Now, due to Galaxy Backbone’s role in IT operations and services to MDAs, it is often easy to attribute all of the challenges faced by organizations to Galaxy Backbone. But the reality is that public sector organizations are not obliged to use the services of GBB, but rather advised to take the services of GBB in order to maintain a high level of professionalism and efficiency, which in a very to a large extent, helps to maintain “the spirit of a government”. Thus, as the main objective of GBB is to provide and ensure that the platform is always operational.
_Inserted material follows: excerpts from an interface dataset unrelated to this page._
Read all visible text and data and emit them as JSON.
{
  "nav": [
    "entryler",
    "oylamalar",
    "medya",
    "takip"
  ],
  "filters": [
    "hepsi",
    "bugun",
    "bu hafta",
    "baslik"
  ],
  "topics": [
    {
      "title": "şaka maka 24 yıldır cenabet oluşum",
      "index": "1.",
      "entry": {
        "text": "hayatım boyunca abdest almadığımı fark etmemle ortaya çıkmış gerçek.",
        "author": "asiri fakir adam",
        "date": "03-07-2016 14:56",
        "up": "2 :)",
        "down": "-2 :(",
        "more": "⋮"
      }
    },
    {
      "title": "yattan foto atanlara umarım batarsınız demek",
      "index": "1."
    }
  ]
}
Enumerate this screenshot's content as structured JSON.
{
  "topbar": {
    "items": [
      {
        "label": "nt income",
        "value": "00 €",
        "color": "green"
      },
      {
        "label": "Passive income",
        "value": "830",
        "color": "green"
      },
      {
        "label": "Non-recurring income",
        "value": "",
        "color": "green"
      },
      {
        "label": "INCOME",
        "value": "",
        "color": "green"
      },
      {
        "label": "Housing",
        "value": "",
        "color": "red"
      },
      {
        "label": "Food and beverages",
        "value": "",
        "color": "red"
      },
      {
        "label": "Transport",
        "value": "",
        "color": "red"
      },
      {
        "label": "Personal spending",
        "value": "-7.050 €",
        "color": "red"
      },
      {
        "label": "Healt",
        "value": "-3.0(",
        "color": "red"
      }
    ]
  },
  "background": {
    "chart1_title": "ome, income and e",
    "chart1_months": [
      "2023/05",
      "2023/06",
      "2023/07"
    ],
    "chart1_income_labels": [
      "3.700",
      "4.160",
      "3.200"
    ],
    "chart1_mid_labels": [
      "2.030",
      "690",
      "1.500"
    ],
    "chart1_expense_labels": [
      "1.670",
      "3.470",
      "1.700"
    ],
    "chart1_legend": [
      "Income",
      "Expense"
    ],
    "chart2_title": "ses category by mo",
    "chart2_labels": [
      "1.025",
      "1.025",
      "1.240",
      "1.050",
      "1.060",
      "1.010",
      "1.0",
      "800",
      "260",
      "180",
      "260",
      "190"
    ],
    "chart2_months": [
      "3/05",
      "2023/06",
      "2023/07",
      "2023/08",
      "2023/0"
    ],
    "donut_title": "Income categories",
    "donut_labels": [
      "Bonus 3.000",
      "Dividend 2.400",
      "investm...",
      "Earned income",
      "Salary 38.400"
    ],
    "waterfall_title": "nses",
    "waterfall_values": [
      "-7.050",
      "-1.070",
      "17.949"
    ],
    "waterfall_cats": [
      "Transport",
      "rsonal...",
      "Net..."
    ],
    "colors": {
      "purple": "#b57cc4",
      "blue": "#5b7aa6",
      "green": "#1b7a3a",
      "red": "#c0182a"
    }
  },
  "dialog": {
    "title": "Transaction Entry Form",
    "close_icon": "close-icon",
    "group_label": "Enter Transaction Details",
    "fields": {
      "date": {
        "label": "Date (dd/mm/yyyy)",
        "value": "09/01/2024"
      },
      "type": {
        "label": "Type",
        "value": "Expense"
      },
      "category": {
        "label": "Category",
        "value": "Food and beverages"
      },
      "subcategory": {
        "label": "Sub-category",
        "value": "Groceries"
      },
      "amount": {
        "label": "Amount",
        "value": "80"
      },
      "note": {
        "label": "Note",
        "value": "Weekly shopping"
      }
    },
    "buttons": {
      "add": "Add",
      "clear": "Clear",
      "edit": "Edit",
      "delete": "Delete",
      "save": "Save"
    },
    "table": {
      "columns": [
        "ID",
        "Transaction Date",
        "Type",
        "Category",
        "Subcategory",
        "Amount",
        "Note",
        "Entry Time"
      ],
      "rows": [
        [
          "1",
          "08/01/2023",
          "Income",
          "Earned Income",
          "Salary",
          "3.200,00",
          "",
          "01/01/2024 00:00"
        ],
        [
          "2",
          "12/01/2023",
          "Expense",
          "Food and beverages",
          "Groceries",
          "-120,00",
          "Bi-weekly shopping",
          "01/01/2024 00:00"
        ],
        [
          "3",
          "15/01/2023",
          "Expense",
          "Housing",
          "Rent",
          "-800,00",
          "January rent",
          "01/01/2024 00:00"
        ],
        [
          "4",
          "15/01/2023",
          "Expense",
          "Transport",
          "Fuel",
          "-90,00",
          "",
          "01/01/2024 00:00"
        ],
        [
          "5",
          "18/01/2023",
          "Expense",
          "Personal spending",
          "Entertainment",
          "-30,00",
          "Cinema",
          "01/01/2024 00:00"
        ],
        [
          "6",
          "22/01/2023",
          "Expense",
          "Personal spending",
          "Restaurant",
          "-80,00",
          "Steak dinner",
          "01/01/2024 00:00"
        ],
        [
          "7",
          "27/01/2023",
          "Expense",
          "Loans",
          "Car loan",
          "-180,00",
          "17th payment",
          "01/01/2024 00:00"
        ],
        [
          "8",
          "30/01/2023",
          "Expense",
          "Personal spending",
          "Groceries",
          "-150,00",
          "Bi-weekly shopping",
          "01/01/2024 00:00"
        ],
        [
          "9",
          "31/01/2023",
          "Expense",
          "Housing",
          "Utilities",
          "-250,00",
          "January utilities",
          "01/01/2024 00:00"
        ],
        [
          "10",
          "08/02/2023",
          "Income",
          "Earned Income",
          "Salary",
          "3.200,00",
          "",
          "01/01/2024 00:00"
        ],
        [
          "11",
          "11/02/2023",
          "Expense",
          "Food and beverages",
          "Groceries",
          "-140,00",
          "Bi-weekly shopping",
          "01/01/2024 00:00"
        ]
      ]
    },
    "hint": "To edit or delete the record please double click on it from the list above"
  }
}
It is important to note that it does not handle all (front-end) operations of all MDAs Some IT operations are handled by some MDAs because that is what they requested, while others are handled directly by GBB (from the back-end). end, mostly) However, because GBB is committed to ensuring that all government digital operations are running efficiently, it does not shy away from doing all it can to support MDAs when called upon and it does. is produced many times and at any time, and as solution providers, GBB came to solve IT problems at government sites.
As the nation and the world continue to embrace the digital economy and hybrid working, the enormous importance of digital infrastructure will become clearer and both public and private sector organizations will continue to realize the enormous importance and role GBB in the development of the nation.
It is important to remember that at the height of the COVID-19 pandemic, when it seemed like all government operations were on hold, GBB played an important role in ensuring that the government continued to function smoothly. adequate and effective.
From the talents gathered at the GBB from the head to the various technical and even administrative teams, it is safe to hope that GBB is poised to lead Nigeria to become one of the most progressive digital economies in Africa. Even Lee Kuan Yew will agree with this.
Dr Bello writes from Abuja